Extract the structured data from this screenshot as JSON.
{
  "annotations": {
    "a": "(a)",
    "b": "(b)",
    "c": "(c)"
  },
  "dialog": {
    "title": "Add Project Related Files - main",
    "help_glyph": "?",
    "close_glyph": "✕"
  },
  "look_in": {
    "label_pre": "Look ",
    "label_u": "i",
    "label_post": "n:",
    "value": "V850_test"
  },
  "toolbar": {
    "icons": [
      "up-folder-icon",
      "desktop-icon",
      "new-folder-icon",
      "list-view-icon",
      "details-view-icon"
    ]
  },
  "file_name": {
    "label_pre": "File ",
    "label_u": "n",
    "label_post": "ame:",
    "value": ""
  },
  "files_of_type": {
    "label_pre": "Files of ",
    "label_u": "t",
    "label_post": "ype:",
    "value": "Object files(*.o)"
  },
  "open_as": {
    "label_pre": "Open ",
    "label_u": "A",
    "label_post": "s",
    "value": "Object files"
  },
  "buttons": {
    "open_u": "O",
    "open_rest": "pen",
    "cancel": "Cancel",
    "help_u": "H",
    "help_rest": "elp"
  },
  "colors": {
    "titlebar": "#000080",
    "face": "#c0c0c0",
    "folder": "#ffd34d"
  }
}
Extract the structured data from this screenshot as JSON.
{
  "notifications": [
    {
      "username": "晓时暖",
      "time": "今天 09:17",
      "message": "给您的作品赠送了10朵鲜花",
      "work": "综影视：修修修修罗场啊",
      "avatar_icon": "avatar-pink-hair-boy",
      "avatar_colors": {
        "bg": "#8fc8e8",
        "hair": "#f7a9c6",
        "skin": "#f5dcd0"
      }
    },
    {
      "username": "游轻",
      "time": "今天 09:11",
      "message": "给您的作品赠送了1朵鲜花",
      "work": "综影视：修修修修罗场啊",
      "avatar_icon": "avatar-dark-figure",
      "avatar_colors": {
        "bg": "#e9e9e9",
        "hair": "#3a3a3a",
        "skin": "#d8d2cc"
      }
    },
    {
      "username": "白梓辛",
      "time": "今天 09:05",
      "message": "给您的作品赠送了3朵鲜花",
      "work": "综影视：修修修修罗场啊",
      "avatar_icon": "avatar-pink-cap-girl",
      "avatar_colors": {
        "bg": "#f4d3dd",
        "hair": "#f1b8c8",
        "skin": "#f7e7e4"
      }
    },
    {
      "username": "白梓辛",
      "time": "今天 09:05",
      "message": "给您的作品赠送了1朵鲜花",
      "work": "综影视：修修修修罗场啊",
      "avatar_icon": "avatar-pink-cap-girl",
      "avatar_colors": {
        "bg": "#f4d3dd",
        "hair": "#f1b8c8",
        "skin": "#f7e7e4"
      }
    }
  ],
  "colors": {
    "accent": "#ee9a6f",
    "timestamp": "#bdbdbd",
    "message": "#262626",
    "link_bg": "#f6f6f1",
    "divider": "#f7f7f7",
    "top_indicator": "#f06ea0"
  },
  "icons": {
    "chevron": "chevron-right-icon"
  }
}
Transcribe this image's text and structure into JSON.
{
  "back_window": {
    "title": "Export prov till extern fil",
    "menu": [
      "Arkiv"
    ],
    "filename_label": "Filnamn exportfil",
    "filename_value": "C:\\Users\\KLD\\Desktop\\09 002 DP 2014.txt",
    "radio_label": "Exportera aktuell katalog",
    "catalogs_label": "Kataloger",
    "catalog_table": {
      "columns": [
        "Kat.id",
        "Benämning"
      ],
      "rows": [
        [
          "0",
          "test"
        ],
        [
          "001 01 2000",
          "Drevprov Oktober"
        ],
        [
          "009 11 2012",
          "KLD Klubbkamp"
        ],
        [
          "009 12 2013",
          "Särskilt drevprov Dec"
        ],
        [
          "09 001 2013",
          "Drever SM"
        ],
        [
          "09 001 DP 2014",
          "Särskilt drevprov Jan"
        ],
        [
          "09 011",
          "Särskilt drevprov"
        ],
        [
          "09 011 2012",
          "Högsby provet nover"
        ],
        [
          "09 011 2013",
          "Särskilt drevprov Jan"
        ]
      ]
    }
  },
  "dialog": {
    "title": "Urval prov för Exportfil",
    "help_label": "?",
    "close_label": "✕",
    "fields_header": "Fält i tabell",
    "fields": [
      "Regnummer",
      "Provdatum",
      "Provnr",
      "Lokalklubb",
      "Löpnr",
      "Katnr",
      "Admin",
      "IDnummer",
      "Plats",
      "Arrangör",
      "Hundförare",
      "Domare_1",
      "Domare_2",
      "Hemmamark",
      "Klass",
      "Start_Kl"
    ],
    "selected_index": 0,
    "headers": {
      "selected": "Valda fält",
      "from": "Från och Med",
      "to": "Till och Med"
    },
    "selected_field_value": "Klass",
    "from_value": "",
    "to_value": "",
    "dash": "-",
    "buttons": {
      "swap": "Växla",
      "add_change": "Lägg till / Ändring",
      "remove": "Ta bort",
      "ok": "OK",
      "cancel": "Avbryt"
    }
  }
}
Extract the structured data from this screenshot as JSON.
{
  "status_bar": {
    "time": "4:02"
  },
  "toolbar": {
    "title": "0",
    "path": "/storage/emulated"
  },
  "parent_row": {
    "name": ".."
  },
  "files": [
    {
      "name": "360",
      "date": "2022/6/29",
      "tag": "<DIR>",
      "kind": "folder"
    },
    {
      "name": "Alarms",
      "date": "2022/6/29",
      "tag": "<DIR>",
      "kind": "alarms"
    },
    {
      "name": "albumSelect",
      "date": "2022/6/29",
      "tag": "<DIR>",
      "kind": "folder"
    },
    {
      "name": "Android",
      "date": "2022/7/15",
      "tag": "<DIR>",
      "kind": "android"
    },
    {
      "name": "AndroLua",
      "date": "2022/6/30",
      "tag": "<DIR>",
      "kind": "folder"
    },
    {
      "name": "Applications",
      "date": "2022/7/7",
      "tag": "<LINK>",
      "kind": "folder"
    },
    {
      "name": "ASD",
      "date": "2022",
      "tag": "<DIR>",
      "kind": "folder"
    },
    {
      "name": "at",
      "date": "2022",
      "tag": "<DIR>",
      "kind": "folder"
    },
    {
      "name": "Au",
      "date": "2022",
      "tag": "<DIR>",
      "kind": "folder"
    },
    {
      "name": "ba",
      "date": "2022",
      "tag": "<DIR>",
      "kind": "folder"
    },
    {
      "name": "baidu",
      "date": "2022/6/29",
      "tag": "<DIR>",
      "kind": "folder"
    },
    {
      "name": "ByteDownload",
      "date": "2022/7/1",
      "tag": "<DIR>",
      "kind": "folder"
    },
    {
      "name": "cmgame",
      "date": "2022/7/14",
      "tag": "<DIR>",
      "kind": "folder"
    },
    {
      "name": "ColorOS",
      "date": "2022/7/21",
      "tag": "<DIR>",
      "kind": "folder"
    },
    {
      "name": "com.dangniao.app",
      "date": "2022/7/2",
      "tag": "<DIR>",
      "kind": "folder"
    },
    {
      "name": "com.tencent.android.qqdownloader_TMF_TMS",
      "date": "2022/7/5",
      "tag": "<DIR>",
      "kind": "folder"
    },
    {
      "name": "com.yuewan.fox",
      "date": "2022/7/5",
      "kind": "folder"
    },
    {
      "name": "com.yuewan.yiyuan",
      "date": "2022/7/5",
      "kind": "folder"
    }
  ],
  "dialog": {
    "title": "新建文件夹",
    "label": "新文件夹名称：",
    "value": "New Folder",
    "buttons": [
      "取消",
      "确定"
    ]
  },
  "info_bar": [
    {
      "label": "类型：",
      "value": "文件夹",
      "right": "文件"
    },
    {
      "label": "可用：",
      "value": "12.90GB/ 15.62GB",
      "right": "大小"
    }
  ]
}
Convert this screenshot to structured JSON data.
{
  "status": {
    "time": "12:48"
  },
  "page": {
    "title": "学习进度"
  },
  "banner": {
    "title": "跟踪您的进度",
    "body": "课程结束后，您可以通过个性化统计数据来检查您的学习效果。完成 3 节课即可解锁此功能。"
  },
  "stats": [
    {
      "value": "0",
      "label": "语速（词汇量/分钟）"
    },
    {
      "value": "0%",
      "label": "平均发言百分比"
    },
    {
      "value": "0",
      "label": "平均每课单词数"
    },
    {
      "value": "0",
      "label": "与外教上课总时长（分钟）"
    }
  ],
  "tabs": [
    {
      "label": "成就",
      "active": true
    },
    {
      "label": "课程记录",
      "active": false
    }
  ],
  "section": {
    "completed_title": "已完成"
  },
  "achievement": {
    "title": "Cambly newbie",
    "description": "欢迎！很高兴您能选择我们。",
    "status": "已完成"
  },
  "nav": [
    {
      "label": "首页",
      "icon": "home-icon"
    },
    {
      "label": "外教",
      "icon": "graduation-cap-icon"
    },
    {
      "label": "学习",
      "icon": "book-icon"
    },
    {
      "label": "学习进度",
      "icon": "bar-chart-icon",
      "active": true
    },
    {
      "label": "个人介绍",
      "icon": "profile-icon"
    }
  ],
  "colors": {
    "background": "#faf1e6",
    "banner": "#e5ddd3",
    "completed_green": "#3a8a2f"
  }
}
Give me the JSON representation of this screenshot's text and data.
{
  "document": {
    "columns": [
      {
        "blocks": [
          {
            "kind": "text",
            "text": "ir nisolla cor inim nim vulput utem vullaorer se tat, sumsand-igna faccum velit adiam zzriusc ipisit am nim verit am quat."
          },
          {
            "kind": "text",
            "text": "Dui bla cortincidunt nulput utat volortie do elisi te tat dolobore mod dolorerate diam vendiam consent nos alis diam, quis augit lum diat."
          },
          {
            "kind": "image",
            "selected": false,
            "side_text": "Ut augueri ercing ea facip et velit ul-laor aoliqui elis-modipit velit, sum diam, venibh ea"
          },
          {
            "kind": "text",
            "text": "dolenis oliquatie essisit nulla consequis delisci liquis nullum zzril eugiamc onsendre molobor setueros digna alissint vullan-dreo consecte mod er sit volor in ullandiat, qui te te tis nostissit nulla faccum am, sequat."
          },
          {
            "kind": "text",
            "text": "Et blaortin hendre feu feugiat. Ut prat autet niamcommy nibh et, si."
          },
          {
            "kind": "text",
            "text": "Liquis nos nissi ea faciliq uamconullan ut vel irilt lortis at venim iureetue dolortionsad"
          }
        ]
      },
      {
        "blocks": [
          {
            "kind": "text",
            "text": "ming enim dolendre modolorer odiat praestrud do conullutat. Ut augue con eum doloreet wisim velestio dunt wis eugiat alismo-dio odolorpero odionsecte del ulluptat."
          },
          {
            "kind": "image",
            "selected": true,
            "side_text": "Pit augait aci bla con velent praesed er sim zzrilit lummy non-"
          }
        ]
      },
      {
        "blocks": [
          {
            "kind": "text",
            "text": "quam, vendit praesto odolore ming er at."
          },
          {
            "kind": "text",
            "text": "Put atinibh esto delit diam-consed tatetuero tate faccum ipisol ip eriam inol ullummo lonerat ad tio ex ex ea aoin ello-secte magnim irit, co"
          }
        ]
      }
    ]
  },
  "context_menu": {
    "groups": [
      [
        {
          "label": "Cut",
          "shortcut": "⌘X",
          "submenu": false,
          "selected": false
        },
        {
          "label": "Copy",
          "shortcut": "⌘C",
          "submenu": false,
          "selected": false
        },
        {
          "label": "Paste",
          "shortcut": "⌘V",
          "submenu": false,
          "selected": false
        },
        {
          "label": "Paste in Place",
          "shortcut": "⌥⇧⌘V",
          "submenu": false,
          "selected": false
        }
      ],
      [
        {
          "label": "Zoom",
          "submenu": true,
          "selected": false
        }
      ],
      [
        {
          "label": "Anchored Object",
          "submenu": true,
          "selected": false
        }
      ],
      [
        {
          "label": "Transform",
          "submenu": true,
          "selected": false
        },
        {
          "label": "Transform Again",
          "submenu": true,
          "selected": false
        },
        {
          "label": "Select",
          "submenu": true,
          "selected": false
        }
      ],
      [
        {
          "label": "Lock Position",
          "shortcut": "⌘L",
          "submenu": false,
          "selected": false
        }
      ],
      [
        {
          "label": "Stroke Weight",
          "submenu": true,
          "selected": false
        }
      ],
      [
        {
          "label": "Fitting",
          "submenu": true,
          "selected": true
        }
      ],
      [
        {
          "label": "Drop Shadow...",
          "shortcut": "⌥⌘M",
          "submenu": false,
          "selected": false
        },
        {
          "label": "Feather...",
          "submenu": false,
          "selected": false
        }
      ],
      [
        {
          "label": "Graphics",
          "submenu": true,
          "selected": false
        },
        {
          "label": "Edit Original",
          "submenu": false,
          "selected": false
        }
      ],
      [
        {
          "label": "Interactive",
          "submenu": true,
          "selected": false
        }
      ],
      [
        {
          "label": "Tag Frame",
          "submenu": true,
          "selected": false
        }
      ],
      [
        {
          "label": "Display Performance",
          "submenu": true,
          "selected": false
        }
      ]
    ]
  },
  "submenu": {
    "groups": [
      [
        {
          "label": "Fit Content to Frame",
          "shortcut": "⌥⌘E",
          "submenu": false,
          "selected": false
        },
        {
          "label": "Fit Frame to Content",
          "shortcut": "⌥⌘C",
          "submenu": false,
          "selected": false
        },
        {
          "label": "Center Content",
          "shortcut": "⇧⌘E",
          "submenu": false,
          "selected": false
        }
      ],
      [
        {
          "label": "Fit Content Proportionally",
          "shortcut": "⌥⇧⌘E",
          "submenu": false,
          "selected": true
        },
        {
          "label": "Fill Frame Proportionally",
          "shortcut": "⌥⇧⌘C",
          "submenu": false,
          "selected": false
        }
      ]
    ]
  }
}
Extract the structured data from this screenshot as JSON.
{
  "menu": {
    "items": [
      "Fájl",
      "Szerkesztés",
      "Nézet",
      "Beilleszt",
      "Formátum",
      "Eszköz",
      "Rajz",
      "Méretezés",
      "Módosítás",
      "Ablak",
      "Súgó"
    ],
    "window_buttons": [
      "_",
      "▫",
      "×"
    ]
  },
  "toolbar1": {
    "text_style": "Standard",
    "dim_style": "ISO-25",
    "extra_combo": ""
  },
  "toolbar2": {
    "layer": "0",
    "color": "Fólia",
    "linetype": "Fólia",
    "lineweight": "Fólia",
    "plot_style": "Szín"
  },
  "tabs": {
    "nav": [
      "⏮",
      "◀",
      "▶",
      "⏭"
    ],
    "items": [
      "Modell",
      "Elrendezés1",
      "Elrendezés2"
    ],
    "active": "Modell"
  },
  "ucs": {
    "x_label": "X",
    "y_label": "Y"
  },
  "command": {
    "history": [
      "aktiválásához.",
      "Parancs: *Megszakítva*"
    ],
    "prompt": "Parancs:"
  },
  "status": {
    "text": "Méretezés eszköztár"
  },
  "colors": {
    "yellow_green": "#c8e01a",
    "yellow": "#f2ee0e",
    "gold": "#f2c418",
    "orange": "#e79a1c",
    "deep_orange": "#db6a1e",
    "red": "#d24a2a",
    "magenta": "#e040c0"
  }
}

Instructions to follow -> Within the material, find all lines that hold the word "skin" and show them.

Solved exercise ->
        "skin": "#f5dcd0"
        "skin": "#d8d2cc"
        "skin": "#f7e7e4"
        "skin": "#f7e7e4"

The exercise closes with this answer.